What is the difference between a Funeral Service and a Memorial Service?
It may just be semantics but if a funeral home knows the proper terminology, they might as well use it and the public might as well know what it is, right? A Funeral Service implies that the body will be present for the service, so one can expect to see a casket. A Memorial Service should let the attendee know that the body will not be present for the service. Cremated remains can be at a Memorial Service, but the public should not expect any viewing of a body or going to a cemetery afterwards. Of course, there can always be exceptions. Sometimes someone will read where a there will be a Memorial Service at the Funeral Home and immediately following there will be an inurnment at a local cemetery. In this case, the service would be held but the public would still be invited to the cemetery for the burial of the ashes or to be inurned in a columbarium at the cemetery.
A lot of churches are beginning to have their own columbarium’s for ashes. A columbarium is a niche or group of small spaces to house cremains. Some are above ground, and some are in the ground, but they are prefabricated small crypts for ashes.
If Funeral Homes can educate the public with industry jargon, hopefully the public will know what to expect when they attend the Service. Cremation is becoming more and more popular and is currently done by a majority of families for their loved one, in the United States. Many people create focal points where the casket once was at a church or Funeral Home Chapel.

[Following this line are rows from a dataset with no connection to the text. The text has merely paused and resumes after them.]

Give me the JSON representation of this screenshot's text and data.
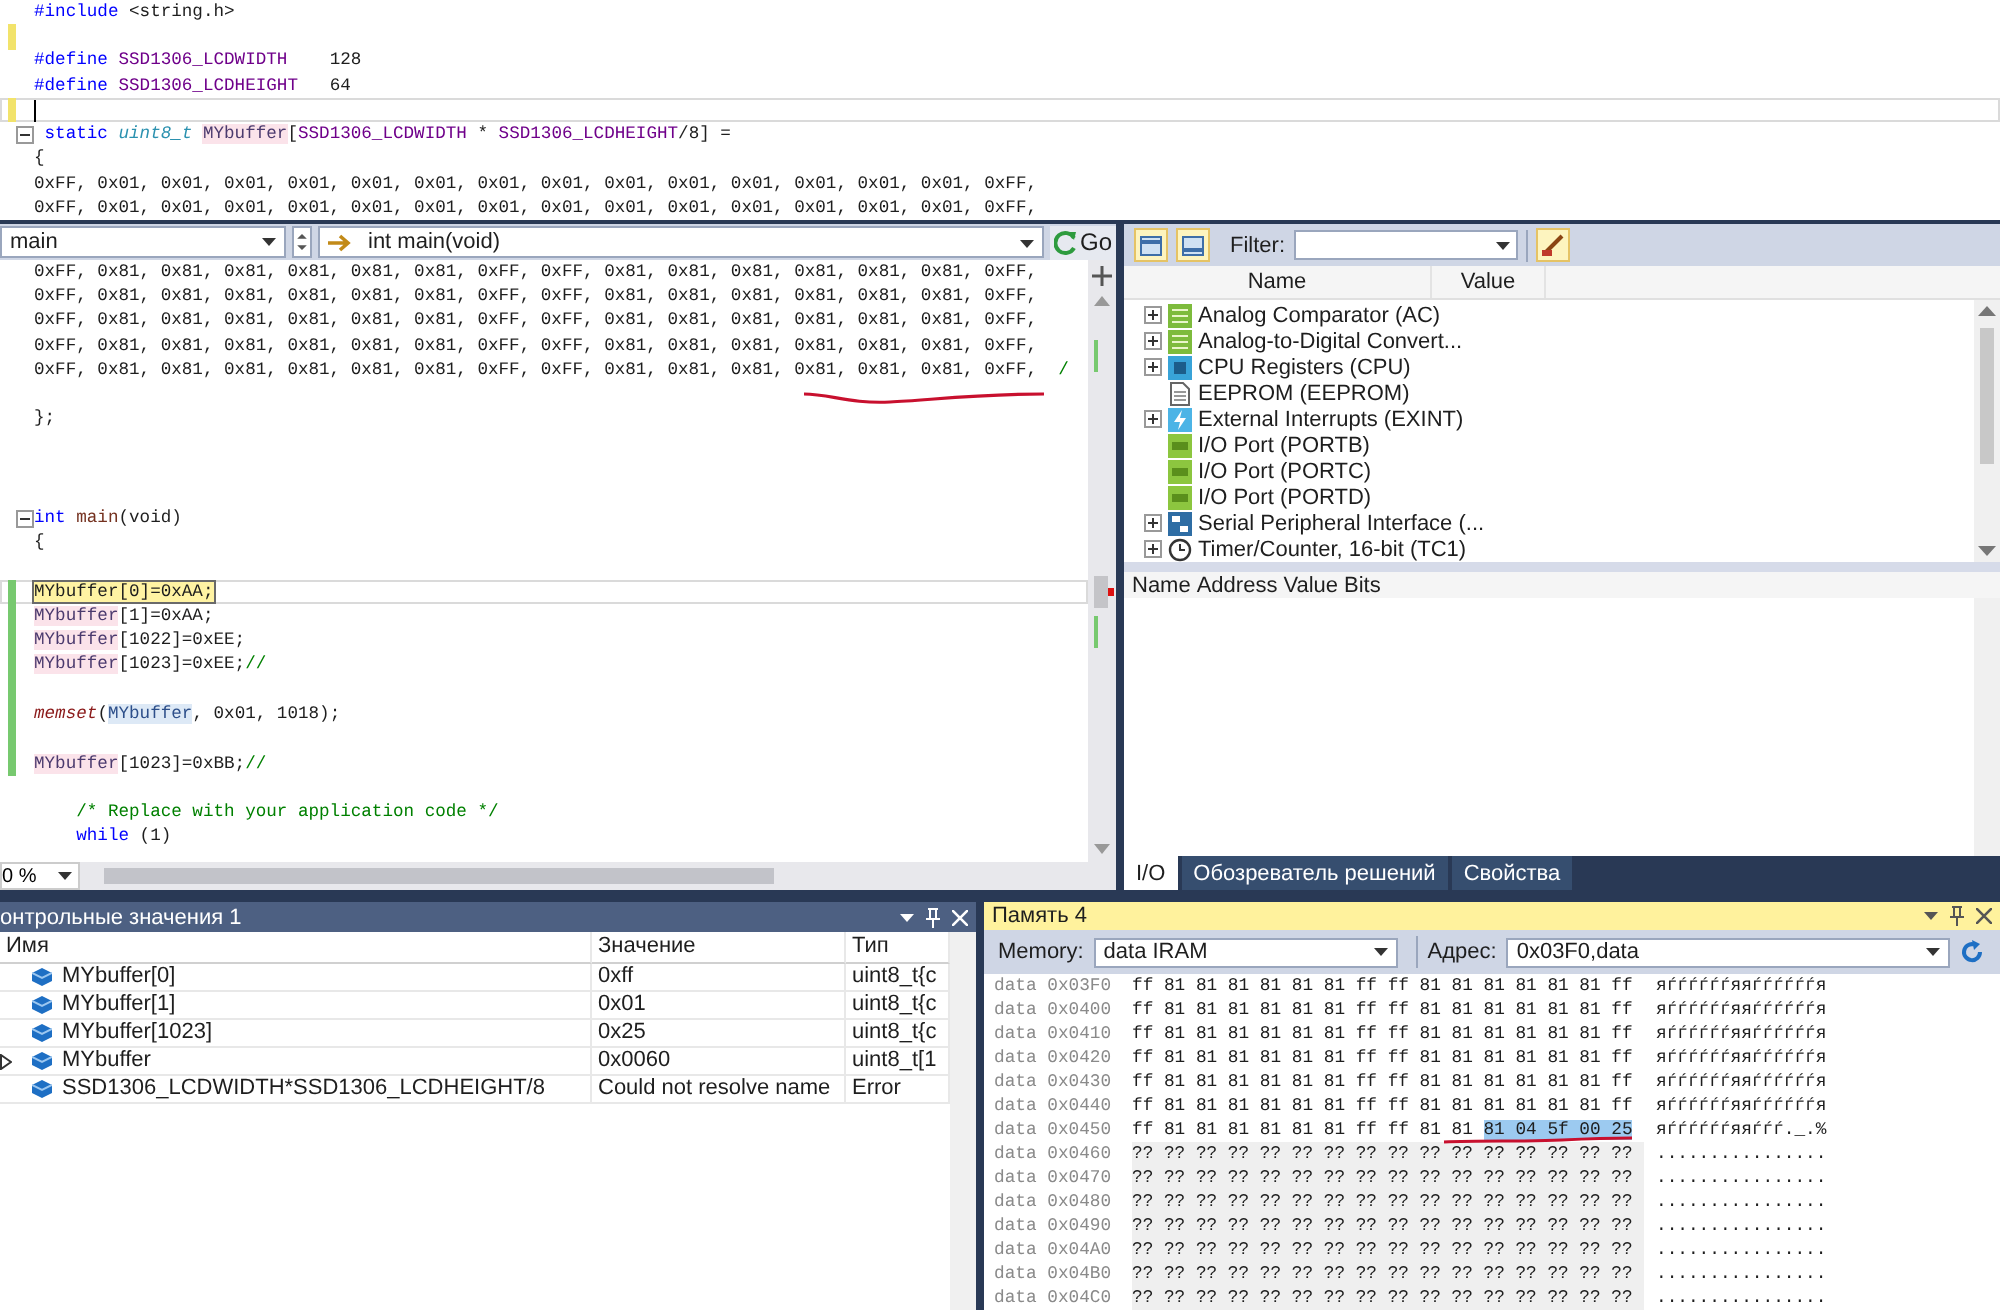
{
  "top_code": {
    "lines": [
      {
        "kind": "code",
        "segments": [
          {
            "kind": "kw",
            "text": "#include"
          },
          {
            "kind": "plain",
            "text": " <string.h>"
          }
        ]
      },
      {
        "kind": "blank",
        "color": "#f2e36b"
      },
      {
        "kind": "code",
        "segments": [
          {
            "kind": "kw",
            "text": "#define"
          },
          {
            "kind": "macro",
            "text": " SSD1306_LCDWIDTH"
          },
          {
            "kind": "plain",
            "text": "    128"
          }
        ]
      },
      {
        "kind": "code",
        "segments": [
          {
            "kind": "kw",
            "text": "#define"
          },
          {
            "kind": "macro",
            "text": " SSD1306_LCDHEIGHT"
          },
          {
            "kind": "plain",
            "text": "   64"
          }
        ]
      },
      {
        "kind": "cursor",
        "color": "#f2e36b"
      },
      {
        "kind": "fold",
        "segments": [
          {
            "kind": "kw",
            "text": " static "
          },
          {
            "kind": "type",
            "text": "uint8_t "
          },
          {
            "kind": "var",
            "text": "MYbuffer"
          },
          {
            "kind": "plain",
            "text": "["
          },
          {
            "kind": "macro",
            "text": "SSD1306_LCDWIDTH"
          },
          {
            "kind": "plain",
            "text": " * "
          },
          {
            "kind": "macro",
            "text": "SSD1306_LCDHEIGHT"
          },
          {
            "kind": "plain",
            "text": "/8] ="
          }
        ]
      },
      {
        "kind": "code",
        "segments": [
          {
            "kind": "plain",
            "text": "{"
          }
        ]
      },
      {
        "kind": "code",
        "segments": [
          {
            "kind": "plain",
            "text": "0xFF, 0x01, 0x01, 0x01, 0x01, 0x01, 0x01, 0x01, 0x01, 0x01, 0x01, 0x01, 0x01, 0x01, 0x01, 0xFF,"
          }
        ]
      },
      {
        "kind": "code",
        "segments": [
          {
            "kind": "plain",
            "text": "0xFF, 0x01, 0x01, 0x01, 0x01, 0x01, 0x01, 0x01, 0x01, 0x01, 0x01, 0x01, 0x01, 0x01, 0x01, 0xFF,"
          }
        ]
      }
    ]
  },
  "editor": {
    "scope_dropdown": "main",
    "function_dropdown": "int main(void)",
    "go_button": "Go",
    "zoom": "0 %",
    "lines": [
      {
        "kind": "code",
        "segments": [
          {
            "kind": "plain",
            "text": "0xFF, 0x81, 0x81, 0x81, 0x81, 0x81, 0x81, 0xFF, 0xFF, 0x81, 0x81, 0x81, 0x81, 0x81, 0x81, 0xFF,"
          }
        ]
      },
      {
        "kind": "code",
        "segments": [
          {
            "kind": "plain",
            "text": "0xFF, 0x81, 0x81, 0x81, 0x81, 0x81, 0x81, 0xFF, 0xFF, 0x81, 0x81, 0x81, 0x81, 0x81, 0x81, 0xFF,"
          }
        ]
      },
      {
        "kind": "code",
        "segments": [
          {
            "kind": "plain",
            "text": "0xFF, 0x81, 0x81, 0x81, 0x81, 0x81, 0x81, 0xFF, 0xFF, 0x81, 0x81, 0x81, 0x81, 0x81, 0x81, 0xFF,"
          }
        ]
      },
      {
        "kind": "code",
        "segments": [
          {
            "kind": "plain",
            "text": "0xFF, 0x81, 0x81, 0x81, 0x81, 0x81, 0x81, 0xFF, 0xFF, 0x81, 0x81, 0x81, 0x81, 0x81, 0x81, 0xFF,"
          }
        ]
      },
      {
        "kind": "code",
        "segments": [
          {
            "kind": "plain",
            "text": "0xFF, 0x81, 0x81, 0x81, 0x81, 0x81, 0x81, 0xFF, 0xFF, 0x81, 0x81, 0x81, 0x81, 0x81, 0x81, 0xFF,  "
          },
          {
            "kind": "comment",
            "text": "/"
          }
        ]
      },
      {
        "kind": "blank"
      },
      {
        "kind": "code",
        "segments": [
          {
            "kind": "plain",
            "text": "};"
          }
        ]
      },
      {
        "kind": "blank"
      },
      {
        "kind": "blank"
      },
      {
        "kind": "blank"
      },
      {
        "kind": "fold",
        "segments": [
          {
            "kind": "kw",
            "text": "int "
          },
          {
            "kind": "fn",
            "text": "main"
          },
          {
            "kind": "plain",
            "text": "(void)"
          }
        ]
      },
      {
        "kind": "code",
        "segments": [
          {
            "kind": "plain",
            "text": "{"
          }
        ]
      },
      {
        "kind": "blank"
      },
      {
        "kind": "current",
        "color": "#77c96f",
        "segments": [
          {
            "kind": "current",
            "text": "MYbuffer[0]=0xAA;"
          }
        ]
      },
      {
        "kind": "code",
        "color": "#77c96f",
        "segments": [
          {
            "kind": "var",
            "text": "MYbuffer"
          },
          {
            "kind": "plain",
            "text": "[1]=0xAA;"
          }
        ]
      },
      {
        "kind": "code",
        "color": "#77c96f",
        "segments": [
          {
            "kind": "var",
            "text": "MYbuffer"
          },
          {
            "kind": "plain",
            "text": "[1022]=0xEE;"
          }
        ]
      },
      {
        "kind": "code",
        "color": "#77c96f",
        "segments": [
          {
            "kind": "var",
            "text": "MYbuffer"
          },
          {
            "kind": "plain",
            "text": "[1023]=0xEE;"
          },
          {
            "kind": "comment",
            "text": "//"
          }
        ]
      },
      {
        "kind": "blank",
        "color": "#77c96f"
      },
      {
        "kind": "code",
        "color": "#77c96f",
        "segments": [
          {
            "kind": "fnit",
            "text": "memset"
          },
          {
            "kind": "plain",
            "text": "("
          },
          {
            "kind": "varref",
            "text": "MYbuffer"
          },
          {
            "kind": "plain",
            "text": ", 0x01, 1018);"
          }
        ]
      },
      {
        "kind": "blank",
        "color": "#77c96f"
      },
      {
        "kind": "code",
        "color": "#77c96f",
        "segments": [
          {
            "kind": "var",
            "text": "MYbuffer"
          },
          {
            "kind": "plain",
            "text": "[1023]=0xBB;"
          },
          {
            "kind": "comment",
            "text": "//"
          }
        ]
      },
      {
        "kind": "blank"
      },
      {
        "kind": "code",
        "segments": [
          {
            "kind": "comment",
            "text": "    /* Replace with your application code */"
          }
        ]
      },
      {
        "kind": "code",
        "segments": [
          {
            "kind": "kw",
            "text": "    while"
          },
          {
            "kind": "plain",
            "text": " (1)"
          }
        ]
      }
    ]
  },
  "io_view": {
    "filter_label": "Filter:",
    "columns": [
      "Name",
      "Value"
    ],
    "items": [
      {
        "kind": "adc",
        "label": "Analog Comparator (AC)",
        "expandable": true
      },
      {
        "kind": "adc",
        "label": "Analog-to-Digital Convert...",
        "expandable": true
      },
      {
        "kind": "cpu",
        "label": "CPU Registers (CPU)",
        "expandable": true
      },
      {
        "kind": "doc",
        "label": "EEPROM (EEPROM)",
        "expandable": false
      },
      {
        "kind": "interrupt",
        "label": "External Interrupts (EXINT)",
        "expandable": true
      },
      {
        "kind": "io",
        "label": "I/O Port (PORTB)",
        "expandable": false
      },
      {
        "kind": "io",
        "label": "I/O Port (PORTC)",
        "expandable": false
      },
      {
        "kind": "io",
        "label": "I/O Port (PORTD)",
        "expandable": false
      },
      {
        "kind": "spi",
        "label": "Serial Peripheral Interface (...",
        "expandable": true
      },
      {
        "kind": "clock",
        "label": "Timer/Counter, 16-bit (TC1)",
        "expandable": true
      }
    ],
    "register_columns": [
      "Name",
      "Address",
      "Value",
      "Bits"
    ],
    "tabs": [
      {
        "label": "I/O",
        "selected": true
      },
      {
        "label": "Обозреватель решений",
        "selected": false
      },
      {
        "label": "Свойства",
        "selected": false
      }
    ]
  },
  "watch": {
    "title": "онтрольные значения 1",
    "columns": [
      "Имя",
      "Значение",
      "Тип"
    ],
    "rows": [
      {
        "name": "MYbuffer[0]",
        "value": "0xff",
        "type": "uint8_t{c",
        "expandable": false
      },
      {
        "name": "MYbuffer[1]",
        "value": "0x01",
        "type": "uint8_t{c",
        "expandable": false
      },
      {
        "name": "MYbuffer[1023]",
        "value": "0x25",
        "type": "uint8_t{c",
        "expandable": false
      },
      {
        "name": "MYbuffer",
        "value": "0x0060",
        "type": "uint8_t[1",
        "expandable": true
      },
      {
        "name": "SSD1306_LCDWIDTH*SSD1306_LCDHEIGHT/8",
        "value": "Could not resolve name",
        "type": "Error",
        "expandable": false
      }
    ]
  },
  "memory": {
    "title": "Память 4",
    "memory_label": "Memory:",
    "memory_value": "data IRAM",
    "address_label": "Адрес:",
    "address_value": "0x03F0,data",
    "rows": [
      {
        "address": "data 0x03F0",
        "unreadable": false,
        "segments": [
          {
            "text": "ff 81 81 81 81 81 81 ff ff 81 81 81 81 81 81 ff",
            "selected": false
          }
        ],
        "ascii": "яѓѓѓѓѓѓяяѓѓѓѓѓѓя"
      },
      {
        "address": "data 0x0400",
        "unreadable": false,
        "segments": [
          {
            "text": "ff 81 81 81 81 81 81 ff ff 81 81 81 81 81 81 ff",
            "selected": false
          }
        ],
        "ascii": "яѓѓѓѓѓѓяяѓѓѓѓѓѓя"
      },
      {
        "address": "data 0x0410",
        "unreadable": false,
        "segments": [
          {
            "text": "ff 81 81 81 81 81 81 ff ff 81 81 81 81 81 81 ff",
            "selected": false
          }
        ],
        "ascii": "яѓѓѓѓѓѓяяѓѓѓѓѓѓя"
      },
      {
        "address": "data 0x0420",
        "unreadable": false,
        "segments": [
          {
            "text": "ff 81 81 81 81 81 81 ff ff 81 81 81 81 81 81 ff",
            "selected": false
          }
        ],
        "ascii": "яѓѓѓѓѓѓяяѓѓѓѓѓѓя"
      },
      {
        "address": "data 0x0430",
        "unreadable": false,
        "segments": [
          {
            "text": "ff 81 81 81 81 81 81 ff ff 81 81 81 81 81 81 ff",
            "selected": false
          }
        ],
        "ascii": "яѓѓѓѓѓѓяяѓѓѓѓѓѓя"
      },
      {
        "address": "data 0x0440",
        "unreadable": false,
        "segments": [
          {
            "text": "ff 81 81 81 81 81 81 ff ff 81 81 81 81 81 81 ff",
            "selected": false
          }
        ],
        "ascii": "яѓѓѓѓѓѓяяѓѓѓѓѓѓя"
      },
      {
        "address": "data 0x0450",
        "unreadable": false,
        "segments": [
          {
            "text": "ff 81 81 81 81 81 81 ff ff 81 81",
            "selected": false
          },
          {
            "text": "81 04 5f 00 25",
            "selected": true
          }
        ],
        "ascii": "яѓѓѓѓѓѓяяѓѓѓ._.%"
      },
      {
        "address": "data 0x0460",
        "unreadable": true,
        "segments": [
          {
            "text": "?? ?? ?? ?? ?? ?? ?? ?? ?? ?? ?? ?? ?? ?? ?? ??",
            "selected": false
          }
        ],
        "ascii": "................"
      },
      {
        "address": "data 0x0470",
        "unreadable": true,
        "segments": [
          {
            "text": "?? ?? ?? ?? ?? ?? ?? ?? ?? ?? ?? ?? ?? ?? ?? ??",
            "selected": false
          }
        ],
        "ascii": "................"
      },
      {
        "address": "data 0x0480",
        "unreadable": true,
        "segments": [
          {
            "text": "?? ?? ?? ?? ?? ?? ?? ?? ?? ?? ?? ?? ?? ?? ?? ??",
            "selected": false
          }
        ],
        "ascii": "................"
      },
      {
        "address": "data 0x0490",
        "unreadable": true,
        "segments": [
          {
            "text": "?? ?? ?? ?? ?? ?? ?? ?? ?? ?? ?? ?? ?? ?? ?? ??",
            "selected": false
          }
        ],
        "ascii": "................"
      },
      {
        "address": "data 0x04A0",
        "unreadable": true,
        "segments": [
          {
            "text": "?? ?? ?? ?? ?? ?? ?? ?? ?? ?? ?? ?? ?? ?? ?? ??",
            "selected": false
          }
        ],
        "ascii": "................"
      },
      {
        "address": "data 0x04B0",
        "unreadable": true,
        "segments": [
          {
            "text": "?? ?? ?? ?? ?? ?? ?? ?? ?? ?? ?? ?? ?? ?? ?? ??",
            "selected": false
          }
        ],
        "ascii": "................"
      },
      {
        "address": "data 0x04C0",
        "unreadable": true,
        "segments": [
          {
            "text": "?? ?? ?? ?? ?? ?? ?? ?? ?? ?? ?? ?? ?? ?? ?? ??",
            "selected": false
          }
        ],
        "ascii": "................"
      }
    ]
  }
}
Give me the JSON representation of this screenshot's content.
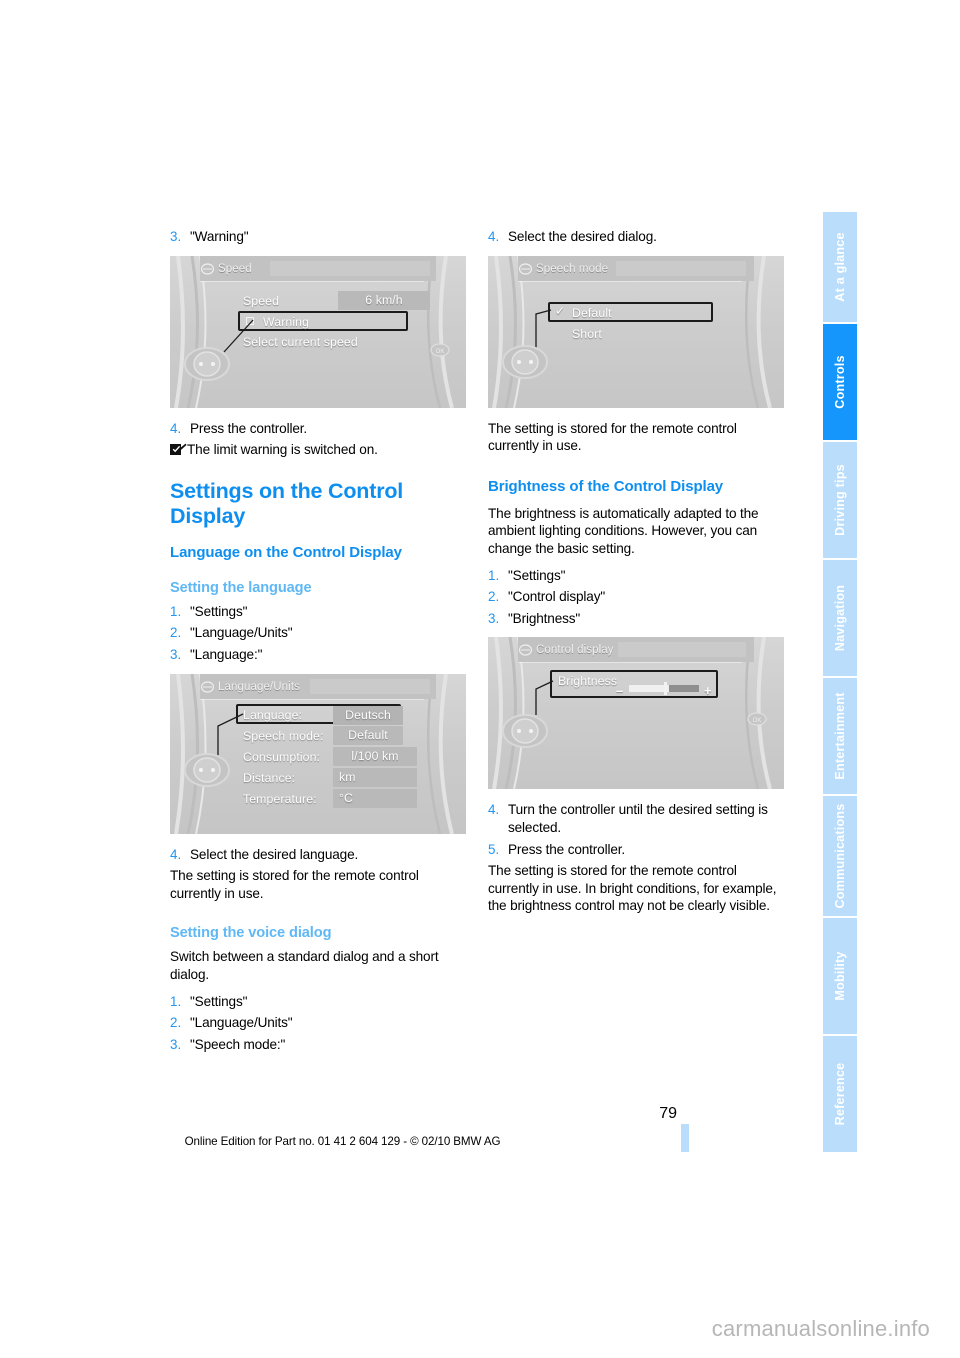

The space in front of the podium or alter and a good term that people relate to is the “focal point”. Families will have enlarged pictures, an arrangement of flowers, sometimes an Urn and other memorabilia that was important to the deceased. Fishing Poles, skis, hats, jackets, have all been used at the focal point to draw remembrance to their family’s specific love, hobby, or personality.
Veterans typically have a pre-folded flag at the focal point to draw attention to the veterans’ service to our Country. Different military groups handle the flag detail in different ways. Some will simply come down and take the flag from the easel and let taps play and then present the flag to the family. Other groups will, take the flag from the easel, unfold it, play taps, and then refold it and present it to the next of kin or whoever the next of kin dictates to receive it.
Amarillo Funeral Homes appear to use the proper language when submitting obituaries to their website, but if you ever see an Amarillo funeral home that has not termed something correctly in the obituary or on the small bulletin that is passed out at a funeral, I think you could have some light – hearted fun with them.
So, how important is terminology? We don’t know but why not be correct when we can. It is the simple nuances of the English language that make our language difficult to learn and beautiful in the same manner.
A Memorial Service does not have the body at the service, whereas, a Funeral Service does.